Twice a day, at 6am and 4pm, you’re accompanied by a guide and tracker to spot animals and birds in the game reserve. Most of the wildlife appears in the evening and your tracker teaches you how you spot animals in the dark using the flashlight.
4. Bush Walks
Done by a guide from Kapama, you have the experience of tracking animals and being told their story by their footprints. All animals are viewed at a safe distance and the guides provide information on each species spotted.
5. Elephant interaction

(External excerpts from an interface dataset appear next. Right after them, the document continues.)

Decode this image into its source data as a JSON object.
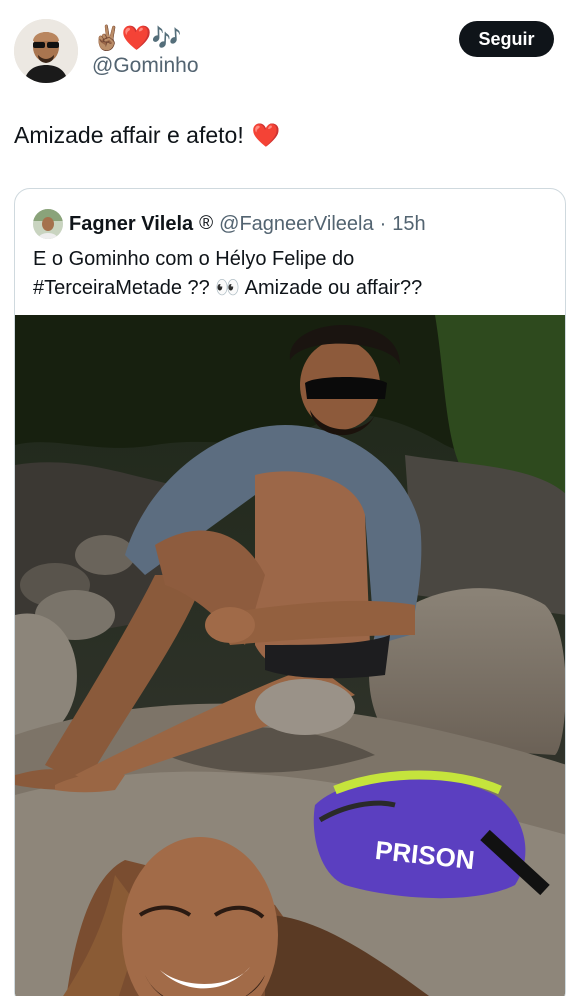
{
  "post": {
    "display_name_emojis": "✌🏽❤️🎶",
    "handle": "@Gominho",
    "follow_label": "Seguir",
    "text": "Amizade affair e afeto!",
    "text_emoji": "❤️"
  },
  "quoted": {
    "name": "Fagner Vilela",
    "badge": "®",
    "handle": "@FagneerVileela",
    "separator": "·",
    "time": "15h",
    "text_line1": "E o Gominho com o Hélyo Felipe do",
    "text_line2": "#TerceiraMetade ?? 👀 Amizade ou affair??",
    "bag_text": "PRISON"
  },
  "colors": {
    "text_primary": "#0f1419",
    "text_secondary": "#536471",
    "border": "#cfd9de",
    "button_bg": "#0f1419",
    "heart": "#f4212e"
  }
}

The early morning excursion to Camp Jabulani is worth it! Nintey minutes of interacting with elephants so close-up is simply magical. The first herd of elephants arrived in Camp Jabulani in the 1980s. The elephants were rescued from Zimbabwe and placed in Camp Jabulani for rehabilitation. It’s evident in the way the herd interacts with their elephant manager that there is a sense of trust and love at the camp. Riding the elephants here is forbidden. The interaction is feeding them and standing alongside them to take a photo. Camp Jabulani took the decision to go against elephant-back safaris in May 2016 because of the abusive way the elephants are often treated. The owner of Camp Jabulani, Adine Roode, says: “With our strong conservation ethos that underpins all our activities and our approach to animal welfare issues, we are in full agreement with the negative sentiments relevant to abusive methods of training. I am now looking to apply knowledge to the rescue and rehabilitation of orphaned and injured elephants, particularly those orphaned due to poaching. A number of infant elephants have already been brought to us over the past five years and were introduced to the herd with minimal human intervention.”